**DATASET CONTENT**

- Opening Delimiter -

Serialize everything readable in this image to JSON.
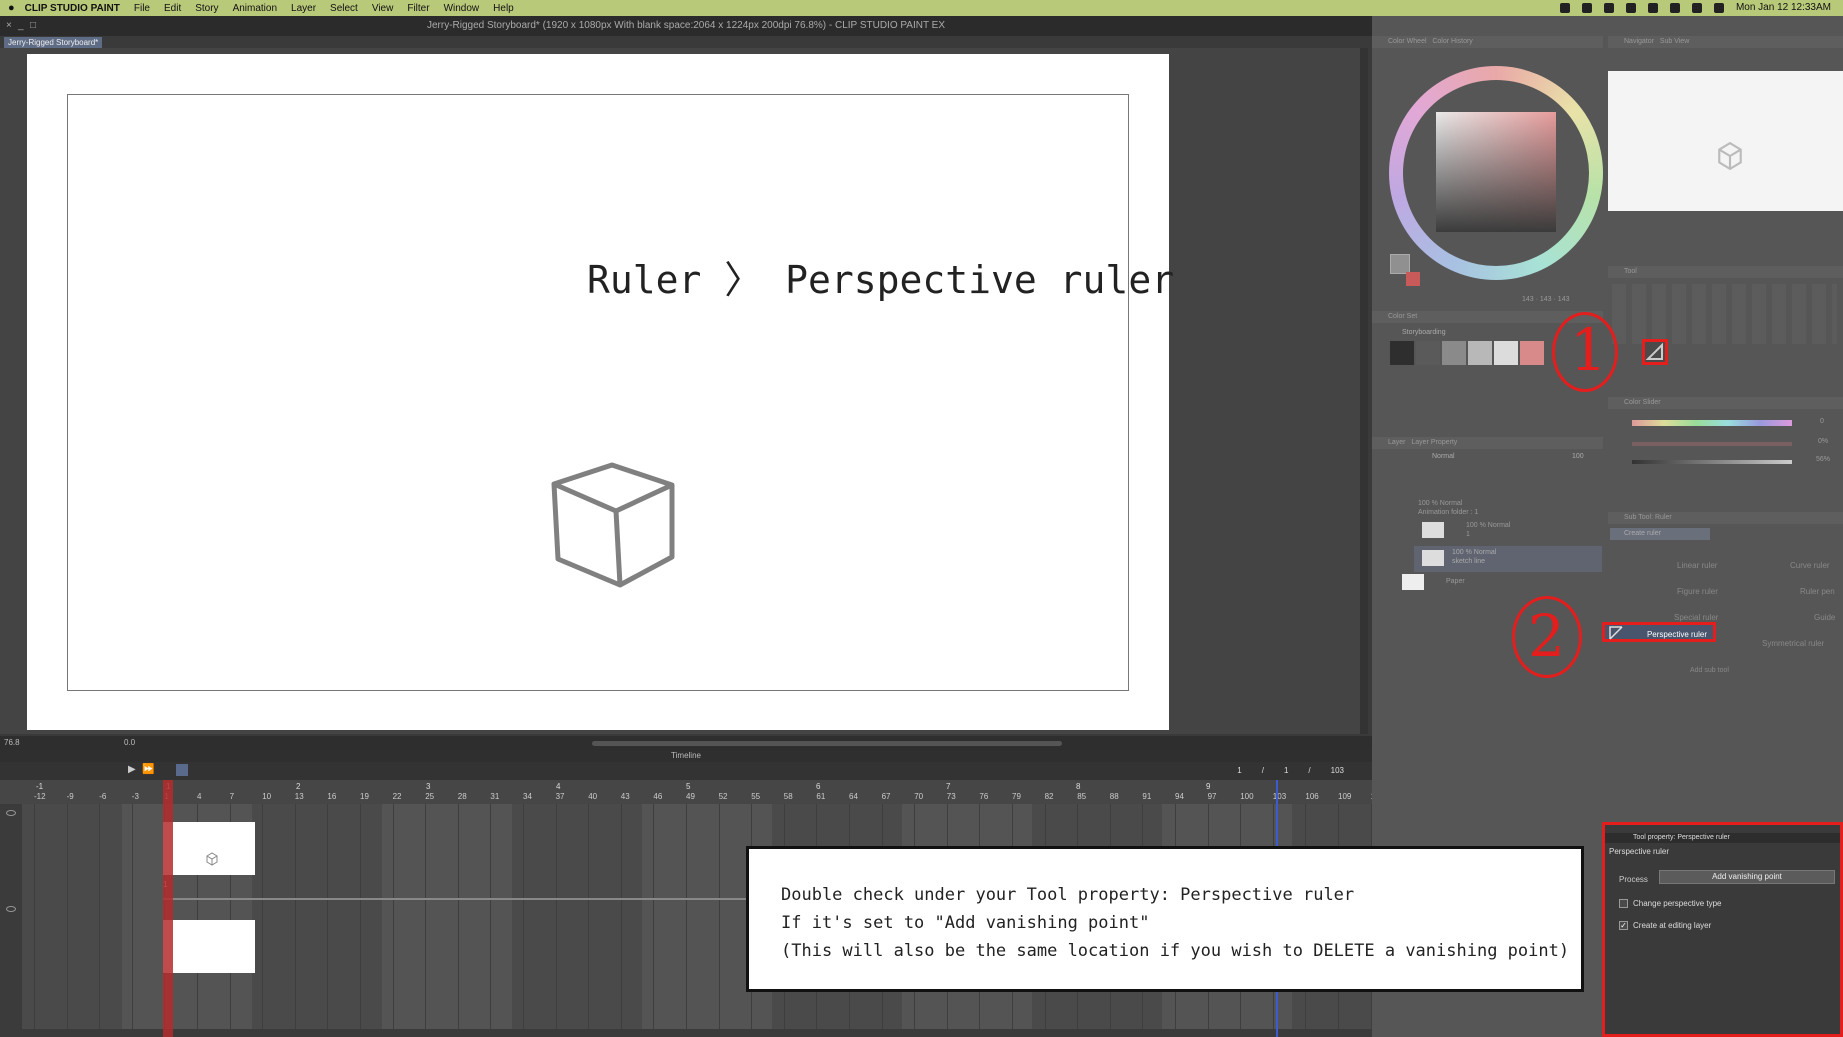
{
  "menubar": {
    "app_name": "CLIP STUDIO PAINT",
    "items": [
      "File",
      "Edit",
      "Story",
      "Animation",
      "Layer",
      "Select",
      "View",
      "Filter",
      "Window",
      "Help"
    ],
    "datetime": "Mon Jan 12  12:33AM",
    "bg_color": "#b9c97a"
  },
  "window": {
    "title": "Jerry-Rigged Storyboard* (1920 x 1080px With blank space:2064 x 1224px 200dpi 76.8%)  - CLIP STUDIO PAINT EX",
    "doc_tab": "Jerry-Rigged Storyboard*"
  },
  "canvas": {
    "annotation": "Ruler 〉 Perspective ruler"
  },
  "statusbar": {
    "zoom": "76.8",
    "rotation": "0.0"
  },
  "timeline": {
    "title": "Timeline",
    "frame_counter": [
      "1",
      "/",
      "1",
      "/",
      "103"
    ],
    "sections": [
      "-1",
      "1",
      "2",
      "3",
      "4",
      "5",
      "6",
      "7",
      "8",
      "9"
    ],
    "ticks": [
      "-12",
      "-9",
      "-6",
      "-3",
      "1",
      "4",
      "7",
      "10",
      "13",
      "16",
      "19",
      "22",
      "25",
      "28",
      "31",
      "34",
      "37",
      "40",
      "43",
      "46",
      "49",
      "52",
      "55",
      "58",
      "61",
      "64",
      "67",
      "70",
      "73",
      "76",
      "79",
      "82",
      "85",
      "88",
      "91",
      "94",
      "97",
      "100",
      "103",
      "106",
      "109",
      "11"
    ],
    "track_marker": "1"
  },
  "panels": {
    "color_wheel": {
      "tab": "Color Wheel",
      "tab2": "Color History",
      "values": "143 · 143 · 143"
    },
    "navigator": {
      "tab": "Navigator",
      "tab2": "Sub View"
    },
    "tool": {
      "tab": "Tool"
    },
    "color_set": {
      "tab": "Color Set",
      "set_name": "Storyboarding"
    },
    "color_slider": {
      "tab": "Color Slider",
      "values": [
        "0",
        "0%",
        "56%"
      ]
    },
    "layer": {
      "tab": "Layer",
      "tab2": "Layer Property",
      "blend": "Normal",
      "opacity": "100",
      "layers": [
        {
          "line1": "100 % Normal",
          "line2": "Animation folder : 1"
        },
        {
          "line1": "100 % Normal",
          "line2": "1"
        },
        {
          "line1": "100 % Normal",
          "line2": "sketch line"
        },
        {
          "line1": "Paper",
          "line2": ""
        }
      ]
    },
    "sub_tool": {
      "tab": "Sub Tool: Ruler",
      "create_ruler": "Create ruler",
      "items": [
        "Linear ruler",
        "Curve ruler",
        "Figure ruler",
        "Ruler pen",
        "Special ruler",
        "Guide",
        "Perspective ruler",
        "Symmetrical ruler"
      ],
      "add_sub_tool": "Add sub tool"
    }
  },
  "tool_property": {
    "header": "Tool property: Perspective ruler",
    "name": "Perspective ruler",
    "process_label": "Process",
    "process_value": "Add vanishing point",
    "change_perspective_type": "Change perspective type",
    "create_at_editing_layer": "Create at editing layer",
    "change_checked": false,
    "create_checked": true
  },
  "callout": {
    "line1": "Double check under your Tool property: Perspective ruler",
    "line2": "If it's set to \"Add vanishing point\"",
    "line3": "(This will also be the same location if you wish to DELETE a vanishing point)"
  },
  "markers": {
    "one": "1",
    "two": "2",
    "color": "#e41d1d"
  }
}
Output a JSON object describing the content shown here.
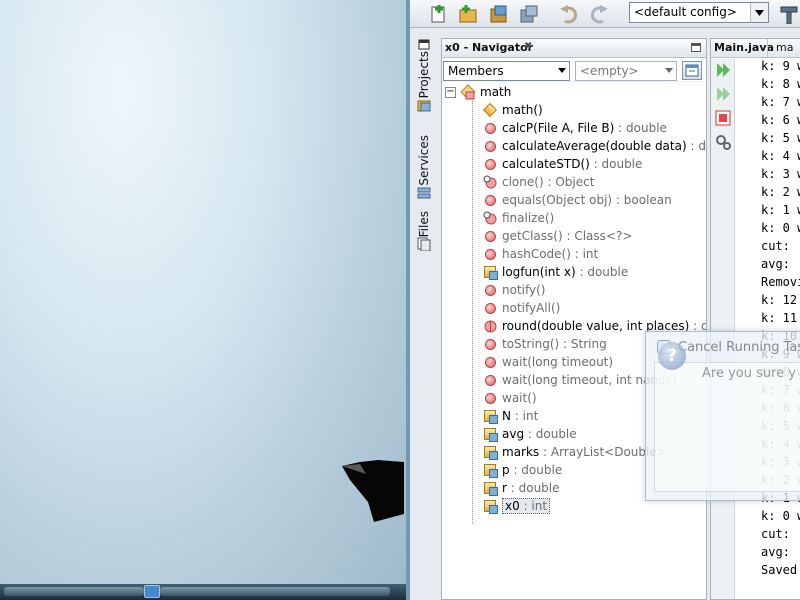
{
  "toolbar": {
    "config_value": "<default config>",
    "icons": [
      "new-file-icon",
      "new-project-icon",
      "open-project-icon",
      "close-project-icon",
      "undo-icon",
      "redo-icon",
      "hammer-icon"
    ]
  },
  "side_tabs": [
    "Projects",
    "Services",
    "Files"
  ],
  "navigator": {
    "tab_label": "x0 - Navigator",
    "close_glyph": "✖",
    "filter_value": "Members",
    "scope_value": "<empty>",
    "root": "math",
    "members": [
      {
        "name": "math",
        "sig": "()",
        "type": "",
        "icon": "constructor",
        "inherited": false
      },
      {
        "name": "calcP",
        "sig": "(File A, File B)",
        "type": " : double",
        "icon": "method",
        "inherited": false
      },
      {
        "name": "calculateAverage",
        "sig": "(double data)",
        "type": " : do",
        "icon": "method",
        "inherited": false
      },
      {
        "name": "calculateSTD",
        "sig": "()",
        "type": " : double",
        "icon": "method",
        "inherited": false
      },
      {
        "name": "clone",
        "sig": "()",
        "type": " : Object",
        "icon": "method-protected",
        "inherited": true
      },
      {
        "name": "equals",
        "sig": "(Object obj)",
        "type": " : boolean",
        "icon": "method",
        "inherited": true
      },
      {
        "name": "finalize",
        "sig": "()",
        "type": "",
        "icon": "method-protected",
        "inherited": true
      },
      {
        "name": "getClass",
        "sig": "()",
        "type": " : Class<?>",
        "icon": "method",
        "inherited": true
      },
      {
        "name": "hashCode",
        "sig": "()",
        "type": " : int",
        "icon": "method",
        "inherited": true
      },
      {
        "name": "logfun",
        "sig": "(int x)",
        "type": " : double",
        "icon": "method-package",
        "inherited": false
      },
      {
        "name": "notify",
        "sig": "()",
        "type": "",
        "icon": "method",
        "inherited": true
      },
      {
        "name": "notifyAll",
        "sig": "()",
        "type": "",
        "icon": "method",
        "inherited": true
      },
      {
        "name": "round",
        "sig": "(double value, int places)",
        "type": " : do",
        "icon": "method-static",
        "inherited": false
      },
      {
        "name": "toString",
        "sig": "()",
        "type": " : String",
        "icon": "method",
        "inherited": true
      },
      {
        "name": "wait",
        "sig": "(long timeout)",
        "type": "",
        "icon": "method",
        "inherited": true
      },
      {
        "name": "wait",
        "sig": "(long timeout, int nanos)",
        "type": "",
        "icon": "method",
        "inherited": true
      },
      {
        "name": "wait",
        "sig": "()",
        "type": "",
        "icon": "method",
        "inherited": true
      },
      {
        "name": "N",
        "sig": "",
        "type": " : int",
        "icon": "field",
        "inherited": false
      },
      {
        "name": "avg",
        "sig": "",
        "type": " : double",
        "icon": "field",
        "inherited": false
      },
      {
        "name": "marks",
        "sig": "",
        "type": " : ArrayList<Double>",
        "icon": "field",
        "inherited": false
      },
      {
        "name": "p",
        "sig": "",
        "type": " : double",
        "icon": "field",
        "inherited": false
      },
      {
        "name": "r",
        "sig": "",
        "type": " : double",
        "icon": "field",
        "inherited": false
      },
      {
        "name": "x0",
        "sig": "",
        "type": " : int",
        "icon": "field",
        "inherited": false,
        "selected": true
      }
    ]
  },
  "editor": {
    "tabs": [
      "Main.java",
      "ma"
    ],
    "output_lines": [
      "k: 9 w",
      "k: 8 w",
      "k: 7 w",
      "k: 6 w",
      "k: 5 w",
      "k: 4 w",
      "k: 3 w",
      "k: 2 w",
      "k: 1 w",
      "k: 0 w",
      "cut: ",
      "avg: ",
      "Removi",
      "k: 12 ",
      "k: 11 ",
      "k: 10 ",
      "k: 9 w",
      "k: 8 w",
      "k: 7 w",
      "k: 6 w",
      "k: 5 w",
      "k: 4 w",
      "k: 3 w",
      "k: 2 w",
      "k: 1 w",
      "k: 0 w",
      "cut: ",
      "avg: ",
      "Saved "
    ],
    "side_icons": [
      "rerun-icon",
      "rerun-with-args-icon",
      "stop-icon",
      "settings-icon"
    ]
  },
  "dialog": {
    "title": "Cancel Running Tas",
    "message": "Are you sure y"
  },
  "colors": {
    "accent": "#6f9ab8",
    "method_icon": "#e68c8c",
    "field_icon": "#e2b040"
  }
}
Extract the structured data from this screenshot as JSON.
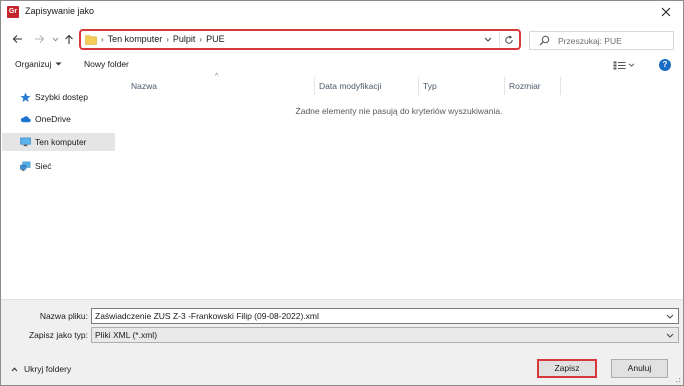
{
  "window": {
    "title": "Zapisywanie jako",
    "app_icon_text": "Gr"
  },
  "address": {
    "crumbs": [
      "Ten komputer",
      "Pulpit",
      "PUE"
    ]
  },
  "search": {
    "placeholder": "Przeszukaj: PUE"
  },
  "toolbar": {
    "organize_label": "Organizuj",
    "new_folder_label": "Nowy folder"
  },
  "nav": {
    "items": [
      {
        "label": "Szybki dostęp",
        "icon": "star-icon"
      },
      {
        "label": "OneDrive",
        "icon": "cloud-icon"
      },
      {
        "label": "Ten komputer",
        "icon": "computer-icon",
        "selected": true
      },
      {
        "label": "Sieć",
        "icon": "network-icon"
      }
    ]
  },
  "columns": [
    "Nazwa",
    "Data modyfikacji",
    "Typ",
    "Rozmiar"
  ],
  "empty_message": "Żadne elementy nie pasują do kryteriów wyszukiwania.",
  "form": {
    "filename_label": "Nazwa pliku:",
    "filename_value": "Zaświadczenie ZUS Z-3 -Frankowski Filip (09-08-2022).xml",
    "filetype_label": "Zapisz jako typ:",
    "filetype_value": "Pliki XML (*.xml)"
  },
  "footer": {
    "hide_folders_label": "Ukryj foldery",
    "save_label": "Zapisz",
    "cancel_label": "Anuluj"
  },
  "colors": {
    "highlight": "#d8383c",
    "accent": "#1a6bc2",
    "app_icon": "#c4262e"
  }
}
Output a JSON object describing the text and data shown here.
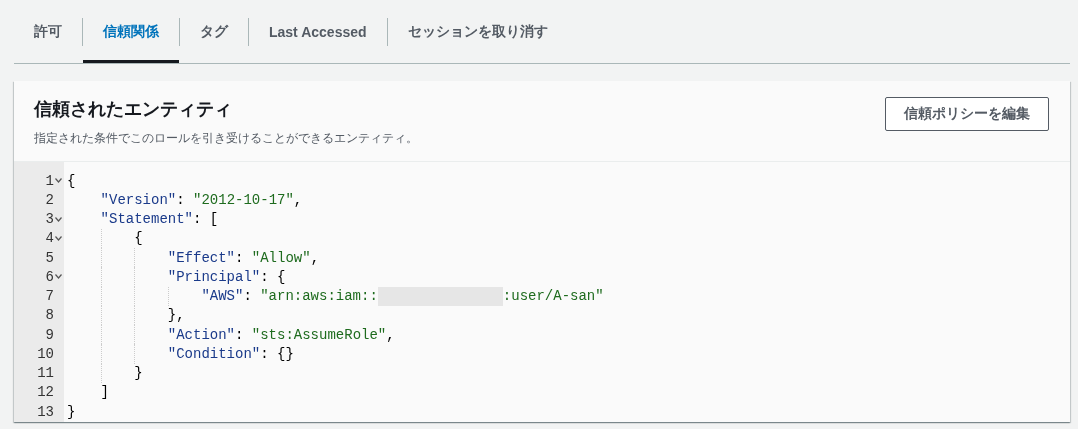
{
  "tabs": [
    {
      "label": "許可",
      "selected": false
    },
    {
      "label": "信頼関係",
      "selected": true
    },
    {
      "label": "タグ",
      "selected": false
    },
    {
      "label": "Last Accessed",
      "selected": false
    },
    {
      "label": "セッションを取り消す",
      "selected": false
    }
  ],
  "panel": {
    "title": "信頼されたエンティティ",
    "description": "指定された条件でこのロールを引き受けることができるエンティティ。",
    "edit_button": "信頼ポリシーを編集",
    "code_lines": [
      {
        "number": "1",
        "foldable": true,
        "tokens": [
          {
            "kind": "punct",
            "text": "{"
          }
        ],
        "children": [
          {
            "number": "2",
            "foldable": false,
            "tokens": [
              {
                "kind": "key",
                "text": "\"Version\""
              },
              {
                "kind": "punct",
                "text": ": "
              },
              {
                "kind": "string",
                "text": "\"2012-10-17\""
              },
              {
                "kind": "punct",
                "text": ","
              }
            ]
          },
          {
            "number": "3",
            "foldable": true,
            "tokens": [
              {
                "kind": "key",
                "text": "\"Statement\""
              },
              {
                "kind": "punct",
                "text": ": ["
              }
            ],
            "children": [
              {
                "number": "4",
                "foldable": true,
                "tokens": [
                  {
                    "kind": "punct",
                    "text": "{"
                  }
                ],
                "children": [
                  {
                    "number": "5",
                    "foldable": false,
                    "tokens": [
                      {
                        "kind": "key",
                        "text": "\"Effect\""
                      },
                      {
                        "kind": "punct",
                        "text": ": "
                      },
                      {
                        "kind": "string",
                        "text": "\"Allow\""
                      },
                      {
                        "kind": "punct",
                        "text": ","
                      }
                    ]
                  },
                  {
                    "number": "6",
                    "foldable": true,
                    "tokens": [
                      {
                        "kind": "key",
                        "text": "\"Principal\""
                      },
                      {
                        "kind": "punct",
                        "text": ": {"
                      }
                    ],
                    "children": [
                      {
                        "number": "7",
                        "foldable": false,
                        "tokens": [
                          {
                            "kind": "key",
                            "text": "\"AWS\""
                          },
                          {
                            "kind": "punct",
                            "text": ": "
                          },
                          {
                            "kind": "string",
                            "text": "\"arn:aws:iam::"
                          },
                          {
                            "kind": "redaction"
                          },
                          {
                            "kind": "string",
                            "text": ":user/A-san\""
                          }
                        ]
                      }
                    ]
                  },
                  {
                    "number": "8",
                    "foldable": false,
                    "tokens": [
                      {
                        "kind": "punct",
                        "text": "},"
                      }
                    ]
                  },
                  {
                    "number": "9",
                    "foldable": false,
                    "tokens": [
                      {
                        "kind": "key",
                        "text": "\"Action\""
                      },
                      {
                        "kind": "punct",
                        "text": ": "
                      },
                      {
                        "kind": "string",
                        "text": "\"sts:AssumeRole\""
                      },
                      {
                        "kind": "punct",
                        "text": ","
                      }
                    ]
                  },
                  {
                    "number": "10",
                    "foldable": false,
                    "tokens": [
                      {
                        "kind": "key",
                        "text": "\"Condition\""
                      },
                      {
                        "kind": "punct",
                        "text": ": {}"
                      }
                    ]
                  }
                ]
              },
              {
                "number": "11",
                "foldable": false,
                "tokens": [
                  {
                    "kind": "punct",
                    "text": "}"
                  }
                ]
              }
            ]
          },
          {
            "number": "12",
            "foldable": false,
            "tokens": [
              {
                "kind": "punct",
                "text": "]"
              }
            ]
          }
        ]
      },
      {
        "number": "13",
        "foldable": false,
        "tokens": [
          {
            "kind": "punct",
            "text": "}"
          }
        ]
      }
    ]
  }
}
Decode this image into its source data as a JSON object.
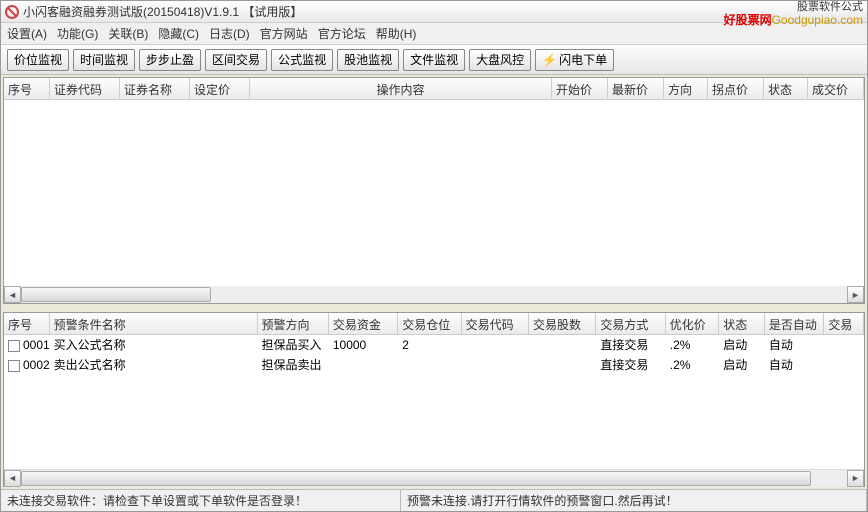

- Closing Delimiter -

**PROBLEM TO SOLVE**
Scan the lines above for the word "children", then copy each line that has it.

**SOLUTION TO THIS EXERCISE**
        "children": [
            "children": [
                "children": [
                    "children": [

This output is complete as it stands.